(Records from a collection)
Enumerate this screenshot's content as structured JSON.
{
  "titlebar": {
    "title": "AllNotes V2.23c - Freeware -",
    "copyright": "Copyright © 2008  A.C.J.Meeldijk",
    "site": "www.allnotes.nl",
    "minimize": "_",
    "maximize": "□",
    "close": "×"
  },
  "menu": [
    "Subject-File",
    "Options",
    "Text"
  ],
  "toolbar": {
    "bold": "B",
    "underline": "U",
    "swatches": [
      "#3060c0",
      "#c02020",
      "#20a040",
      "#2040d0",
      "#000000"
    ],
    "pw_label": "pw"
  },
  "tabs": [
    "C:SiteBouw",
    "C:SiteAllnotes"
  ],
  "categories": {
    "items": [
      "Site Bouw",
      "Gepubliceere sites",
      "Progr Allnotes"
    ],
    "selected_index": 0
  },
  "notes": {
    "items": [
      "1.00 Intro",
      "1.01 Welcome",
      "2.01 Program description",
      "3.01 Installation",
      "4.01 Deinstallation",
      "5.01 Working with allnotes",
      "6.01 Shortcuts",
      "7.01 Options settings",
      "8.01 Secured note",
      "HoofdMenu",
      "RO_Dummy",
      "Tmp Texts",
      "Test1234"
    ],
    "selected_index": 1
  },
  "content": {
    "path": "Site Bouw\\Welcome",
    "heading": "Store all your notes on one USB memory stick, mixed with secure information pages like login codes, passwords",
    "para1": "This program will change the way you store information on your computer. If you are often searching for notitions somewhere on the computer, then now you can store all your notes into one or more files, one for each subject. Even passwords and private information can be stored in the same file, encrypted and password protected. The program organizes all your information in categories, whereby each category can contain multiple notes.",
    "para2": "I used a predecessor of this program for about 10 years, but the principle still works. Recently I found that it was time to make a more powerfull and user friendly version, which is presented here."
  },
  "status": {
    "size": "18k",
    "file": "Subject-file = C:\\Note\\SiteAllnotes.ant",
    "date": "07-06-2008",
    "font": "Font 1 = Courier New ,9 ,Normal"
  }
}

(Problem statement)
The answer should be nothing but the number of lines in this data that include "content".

(Task answer)
2